• [Work to be completed]: Look through the records, and wherever the string "this" turns up, copy out that line.

Entries from a dataset of interfaces:
-----

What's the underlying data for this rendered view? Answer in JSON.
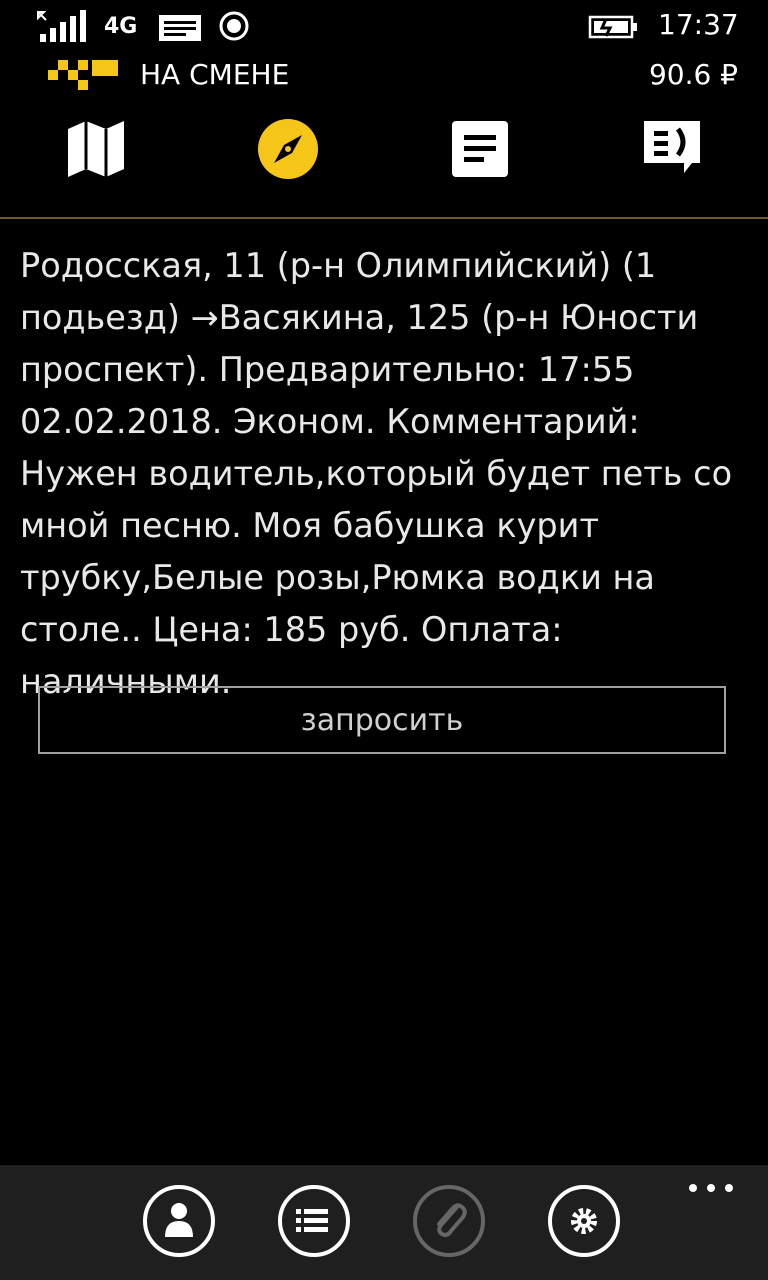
{
  "statusbar": {
    "network": "4G",
    "time": "17:37",
    "icons": [
      "signal-icon",
      "message-icon",
      "location-icon",
      "battery-charging-icon"
    ]
  },
  "header": {
    "status_text": "НА СМЕНЕ",
    "balance": "90.6 ₽",
    "logo_color": "#f5c518"
  },
  "nav": {
    "items": [
      {
        "icon": "map-icon"
      },
      {
        "icon": "compass-icon",
        "active": true
      },
      {
        "icon": "orders-list-icon"
      },
      {
        "icon": "chat-icon"
      }
    ]
  },
  "order": {
    "text": "Родосская, 11 (р-н Олимпийский) (1 подьезд) →Васякина, 125 (р-н Юности проспект). Предварительно:  17:55 02.02.2018. Эконом. Комментарий: Нужен водитель,который будет петь со мной песню. Моя бабушка курит трубку,Белые розы,Рюмка водки на столе.. Цена: 185 руб. Оплата: наличными."
  },
  "request_button": {
    "label": "запросить"
  },
  "appbar": {
    "buttons": [
      "profile-icon",
      "list-icon",
      "attach-icon",
      "settings-icon"
    ],
    "more": "..."
  },
  "colors": {
    "accent": "#f5c518",
    "background": "#000000",
    "appbar": "#1f1f1f",
    "divider": "#6a5a30"
  }
}
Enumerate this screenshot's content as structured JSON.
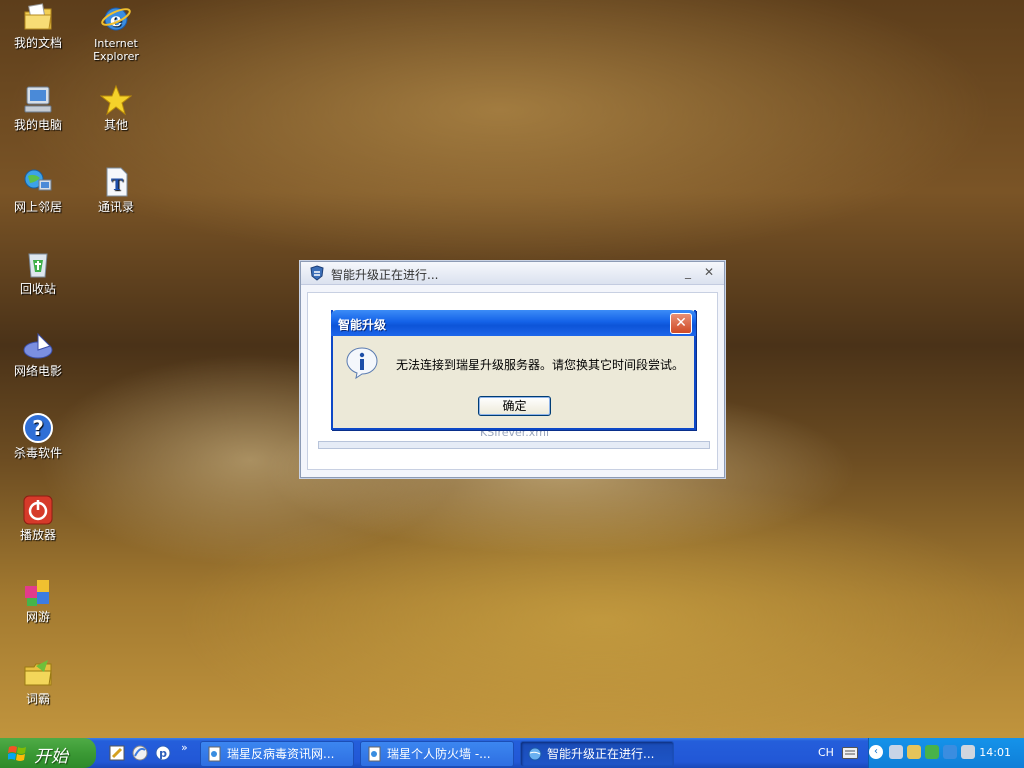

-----

• [Solved problem]:
What's the underlying data for this rendered view? Answer in JSON.
Enumerate this screenshot's content as structured JSON.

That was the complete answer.